Vindictive man-child squabbling is not funny. Middle aged men too lazy and pathetic to get off of their behinds and get jobs, only feed off of their long-suffering parents with the will and determination of parasites… not funny. Even if one of them is played by Will Ferrell, the humor is still pretty nonexistent.

Step Brothers, an uneasy blend of Paul Blart – Mall Cop and Chuck & Buck, is the kind of throwaway film people might awkwardly refer to as “cute” (as in “was it a good movie? it was… cute.”) The trouble is, it is far too resolute in it’s crudity to pass as such.

It mistakes winces for laughs and hammers its content ferociously into the viewer’s face, hoping that its gall will earn some kind of respect. It’s not even or satirical enough to pass as dark humor. As a feel-good raunchy comedy, it misses its mark completely, despite some ‘ah gee’ moments near the end where relationships are salvaged and the imbeciles are rewarded for their actions.

The premise runs like this – two older people Robert (Richard Jenkins) and Nancy (Mary Steenburgen) meet at a science convention, bond, and are in each other’s pants within the next five minutes. They put their clothes on, straighten up and get married. Nancy and Robert would like nothing more than to take Robert’s boat and embark on an indefinite vacation.

The trouble arises with their two sons, Brennan (Ferrell) and Dale (Reilly), middle-aged slackers who live at home and don’t take well to the courtship.The two of them spend the film masturbating, eating junk food,  being beaten by children, beating children, and flaunting foul language like a college degree. Their idiocy is almost redeemed by the introduction of Brennan’s successful brother, Derek, who is more deplorable than they are. But it’s tough competition.

One both rubs his testicles on a drum set and is forced to lick a mound of dog feces, all in the same film. If you are interested in seeing Will Ferrell’s balls, maybe you should rent and enjoy this movie. If not…. maybe not. They should probably be marked as Will Ferrell = Brennan and John C. Reilly = Dale, since there is no personal variation between them. They exist as characters to disgust and half-heartedly amuse.

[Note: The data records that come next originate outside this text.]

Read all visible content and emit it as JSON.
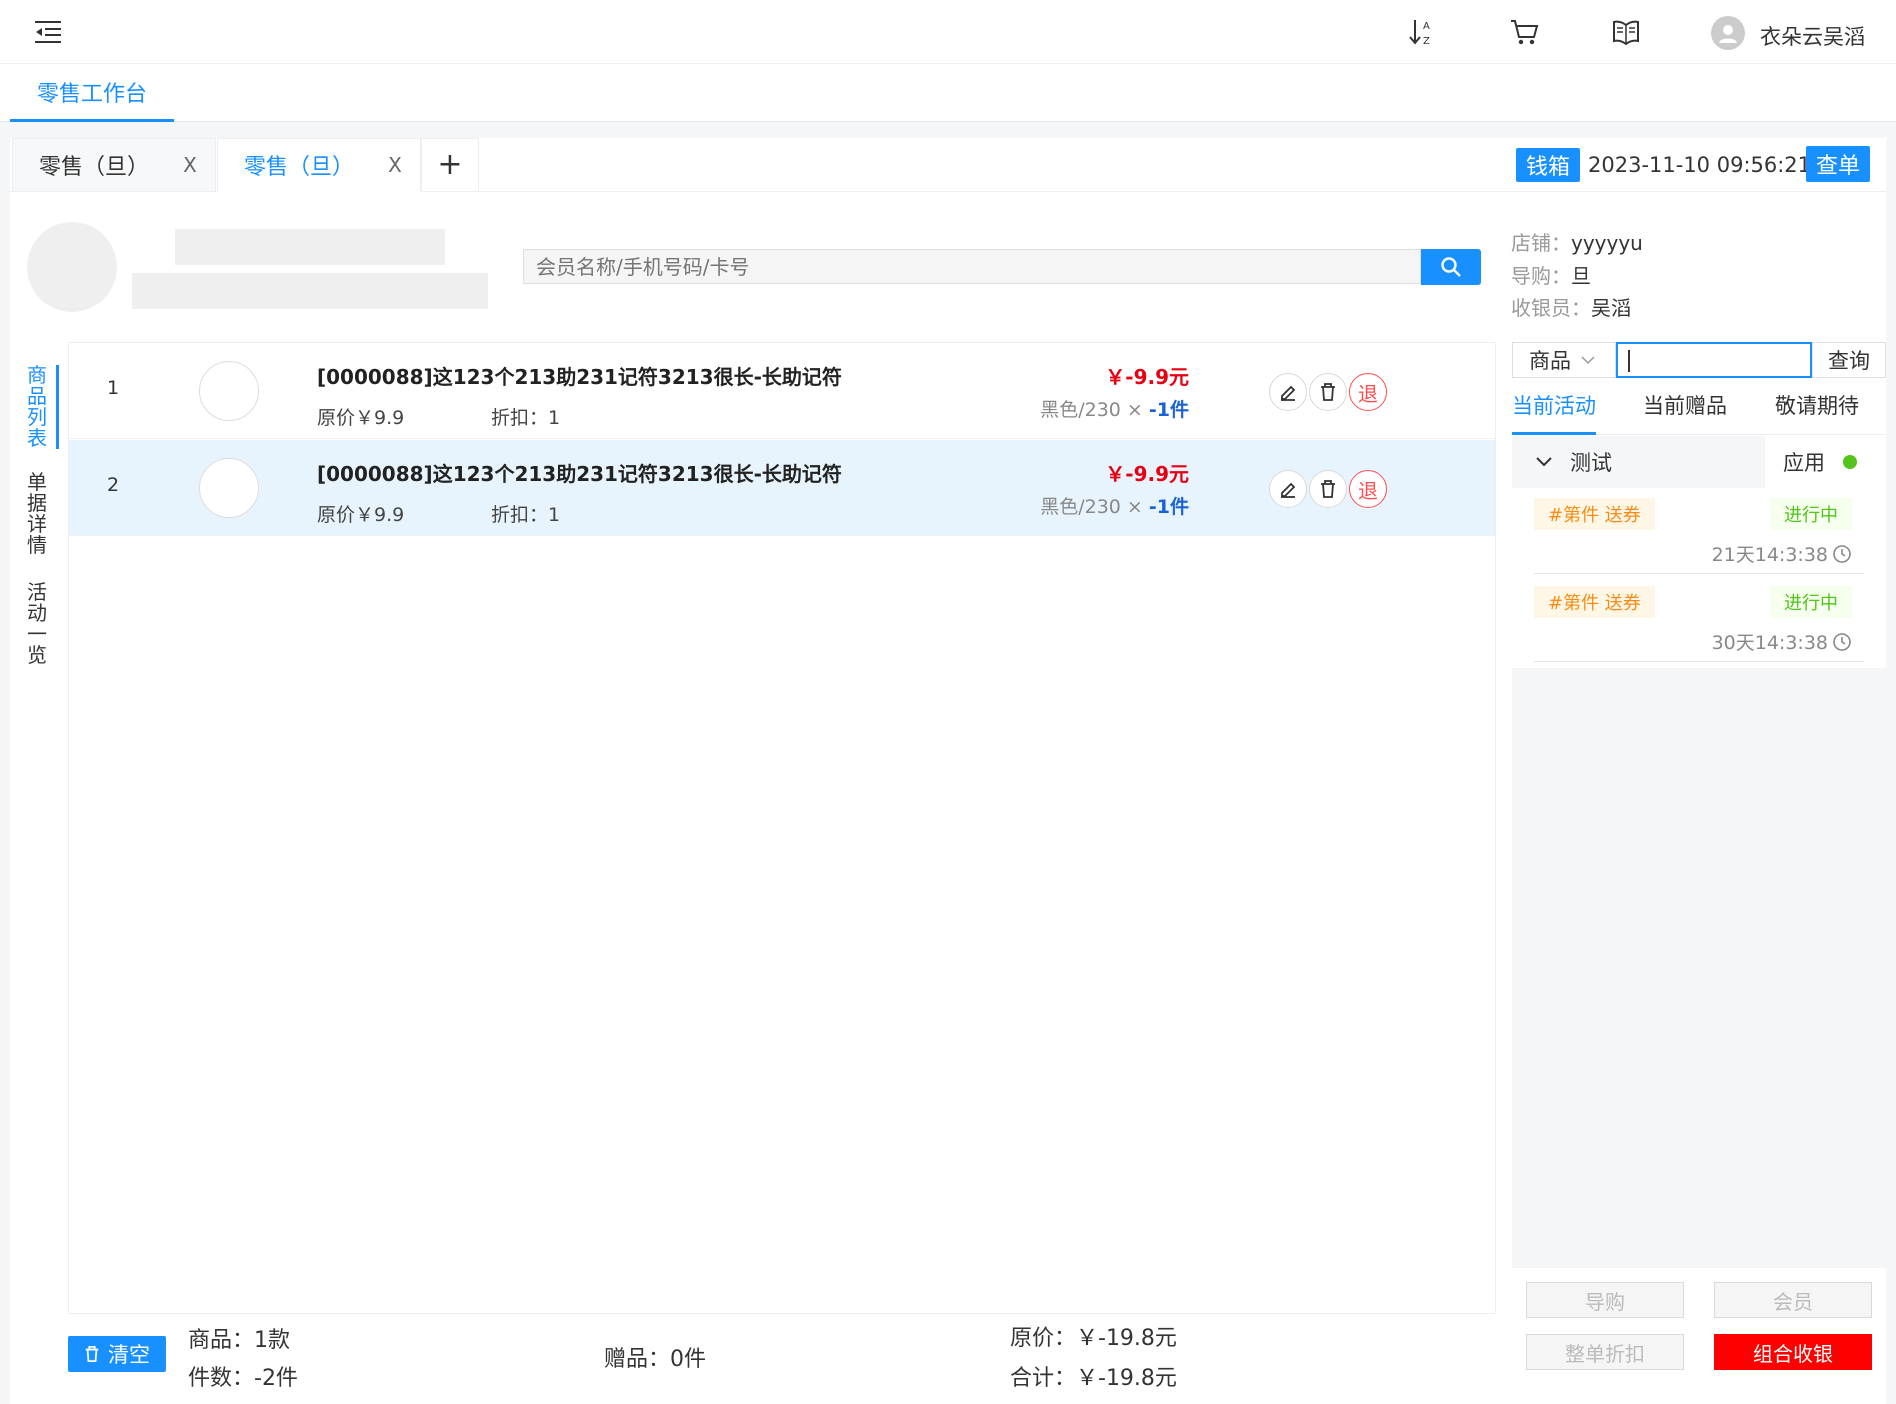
{
  "topbar": {
    "user_name": "衣朵云吴滔",
    "icons": [
      "menu-fold-icon",
      "sort-az-icon",
      "cart-icon",
      "book-icon",
      "user-avatar-icon"
    ]
  },
  "nav": {
    "workbench_tab": "零售工作台"
  },
  "doc_tabs": [
    {
      "label": "零售（旦）",
      "close": "X",
      "active": false
    },
    {
      "label": "零售（旦）",
      "close": "X",
      "active": true
    }
  ],
  "tab_add": "+",
  "header": {
    "cashbox_label": "钱箱",
    "datetime": "2023-11-10 09:56:21",
    "query_order_label": "查单"
  },
  "member": {
    "search_placeholder": "会员名称/手机号码/卡号"
  },
  "store_info": {
    "store_label": "店铺：",
    "store_value": "yyyyyu",
    "guide_label": "导购：",
    "guide_value": "旦",
    "cashier_label": "收银员：",
    "cashier_value": "吴滔"
  },
  "side_tabs": [
    "商品列表",
    "单据详情",
    "活动一览"
  ],
  "items": [
    {
      "index": "1",
      "title": "[0000088]这123个213助231记符3213很长-长助记符",
      "orig_price": "原价￥9.9",
      "discount": "折扣：1",
      "price": "￥-9.9元",
      "spec": "黑色/230 ×",
      "qty": "-1件",
      "return_label": "退",
      "selected": false
    },
    {
      "index": "2",
      "title": "[0000088]这123个213助231记符3213很长-长助记符",
      "orig_price": "原价￥9.9",
      "discount": "折扣：1",
      "price": "￥-9.9元",
      "spec": "黑色/230 ×",
      "qty": "-1件",
      "return_label": "退",
      "selected": true
    }
  ],
  "footer": {
    "clear_label": "清空",
    "goods_count": "商品：1款",
    "piece_count": "件数：-2件",
    "gift_count": "赠品：0件",
    "original_total": "原价：￥-19.8元",
    "total": "合计：￥-19.8元"
  },
  "right_panel": {
    "select_value": "商品",
    "query_label": "查询",
    "tabs": [
      "当前活动",
      "当前赠品",
      "敬请期待"
    ],
    "activity_name": "测试",
    "apply_label": "应用",
    "activities": [
      {
        "tag": "#第件 送券",
        "status": "进行中",
        "time": "21天14:3:38"
      },
      {
        "tag": "#第件 送券",
        "status": "进行中",
        "time": "30天14:3:38"
      }
    ],
    "buttons": {
      "guide": "导购",
      "member": "会员",
      "whole_discount": "整单折扣",
      "combined_checkout": "组合收银"
    }
  },
  "colors": {
    "primary": "#1890ff",
    "danger": "#e60012",
    "success": "#52c41a",
    "warning": "#fa8c16",
    "checkout": "#ff0000"
  }
}
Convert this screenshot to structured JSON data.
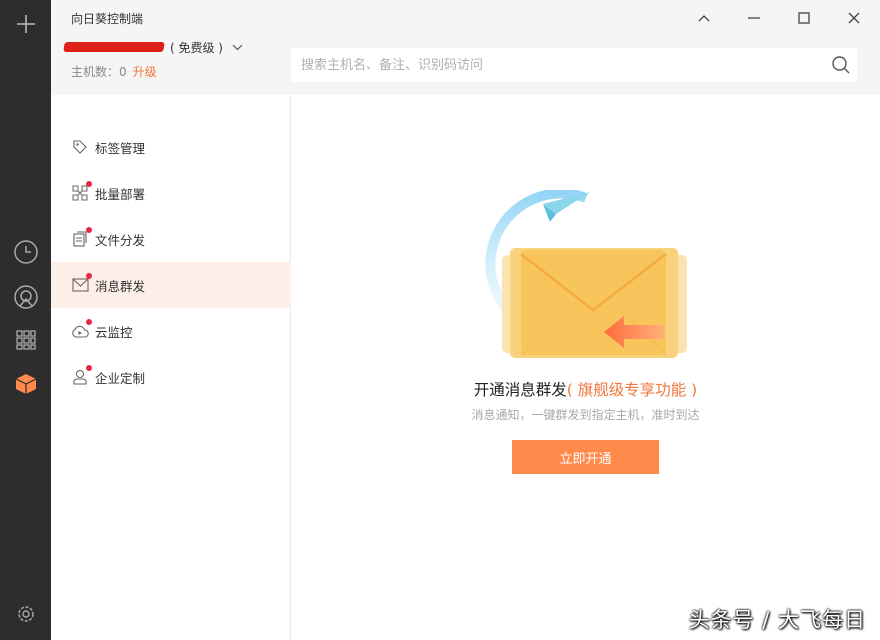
{
  "window": {
    "title": "向日葵控制端"
  },
  "account": {
    "tier": "( 免费级 )",
    "hosts_label": "主机数：0",
    "upgrade_label": "升级"
  },
  "search": {
    "placeholder": "搜索主机名、备注、识别码访问"
  },
  "sidebar": {
    "items": [
      {
        "label": "标签管理",
        "badge": false,
        "active": false
      },
      {
        "label": "批量部署",
        "badge": true,
        "active": false
      },
      {
        "label": "文件分发",
        "badge": true,
        "active": false
      },
      {
        "label": "消息群发",
        "badge": true,
        "active": true
      },
      {
        "label": "云监控",
        "badge": true,
        "active": false
      },
      {
        "label": "企业定制",
        "badge": true,
        "active": false
      }
    ]
  },
  "promo": {
    "title": "开通消息群发",
    "highlight": "( 旗舰级专享功能 )",
    "subtitle": "消息通知，一键群发到指定主机，准时到达",
    "button": "立即开通"
  },
  "watermark": "头条号 / 大飞每日",
  "colors": {
    "accent": "#ff8a4c",
    "highlight_text": "#f0763c",
    "rail": "#2d2d2d",
    "active_bg": "#fdeee8",
    "badge": "#e8264a",
    "envelope": "#f8c55c"
  },
  "icons": {
    "rail": [
      "plus-icon",
      "clock-icon",
      "remote-icon",
      "apps-grid-icon",
      "box-icon",
      "gear-icon"
    ],
    "sidebar": [
      "tag-icon",
      "deploy-icon",
      "file-icon",
      "mail-icon",
      "cloud-monitor-icon",
      "user-icon"
    ],
    "window": [
      "chevron-up-icon",
      "minimize-icon",
      "maximize-icon",
      "close-icon"
    ]
  }
}
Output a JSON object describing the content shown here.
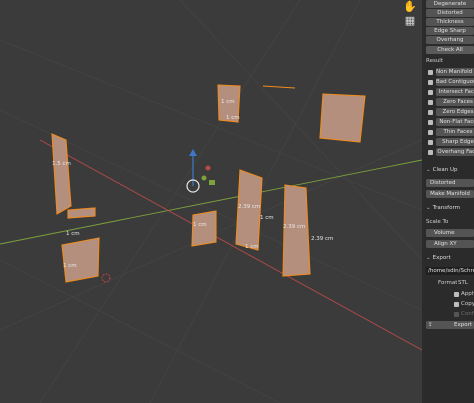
{
  "panel": {
    "checks_top": [
      "Degenerate",
      "Distorted",
      "Thickness",
      "Edge Sharp",
      "Overhang"
    ],
    "thickness_value": "0",
    "check_all": "Check All",
    "result_label": "Result",
    "result_items": [
      {
        "label": "Non Manifold Ed",
        "icon": "info-icon"
      },
      {
        "label": "Bad Contiguous E",
        "icon": "info-icon"
      },
      {
        "label": "Intersect Face",
        "icon": "checkbox-icon"
      },
      {
        "label": "Zero Faces",
        "icon": "info-icon"
      },
      {
        "label": "Zero Edges",
        "icon": "info-icon"
      },
      {
        "label": "Non-Flat Face",
        "icon": "checkbox-icon"
      },
      {
        "label": "Thin Faces",
        "icon": "info-icon"
      },
      {
        "label": "Sharp Edge",
        "icon": "info-icon"
      },
      {
        "label": "Overhang Face",
        "icon": "checkbox-icon"
      }
    ],
    "cleanup": {
      "title": "Clean Up",
      "distorted": "Distorted",
      "make_manifold": "Make Manifold"
    },
    "transform": {
      "title": "Transform",
      "scale_to": "Scale To",
      "volume": "Volume",
      "align_xy": "Align XY"
    },
    "export": {
      "title": "Export",
      "path": "/home/sdin/Schreibtisch",
      "format_label": "Format",
      "format_value": "STL",
      "opt1": "Apply",
      "opt2": "Copy",
      "opt3": "Conf",
      "button": "Export"
    }
  },
  "viewport": {
    "labels": [
      "1 cm",
      "1 cm",
      "1.5 cm",
      "1 cm",
      "2.39 cm",
      "2.39 cm",
      "1 cm",
      "1 cm",
      "2.39 cm",
      "1 cm",
      "1 cm"
    ],
    "icons": [
      "grab-icon",
      "orthographic-grid-icon"
    ]
  },
  "colors": {
    "face": "#b48f7d",
    "edge": "#f08c1e",
    "x_axis": "#b84a4a",
    "y_axis": "#7ca23c",
    "z_axis": "#3d78c8"
  }
}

Although Richard Jenkins, playing in my recent reviewed film Burn After Reading and receiving an Oscar nomination for The Visitor (bought but not seen) has participated in many of the Farrelly’s films, I had no idea he could sink this low. He’s the only character with a working brain in the film (as his wife smiles and says “I think they’re bonding,” he responds, “I don’t like this.”)

However, for this character to work, one would need a director with a apparently functional brain. At an afterwords at the credits, when Brennan and Dale face their grade school-sized bullies, one punches a child repeatedly, his head bobbing back and forth like a rag doll. That’s the whole trouble with Step Brothers – it has no understanding of what’s funny and what isn’t. Equipped with this bumbling ignorance, it shamelessly hits all the wrong notes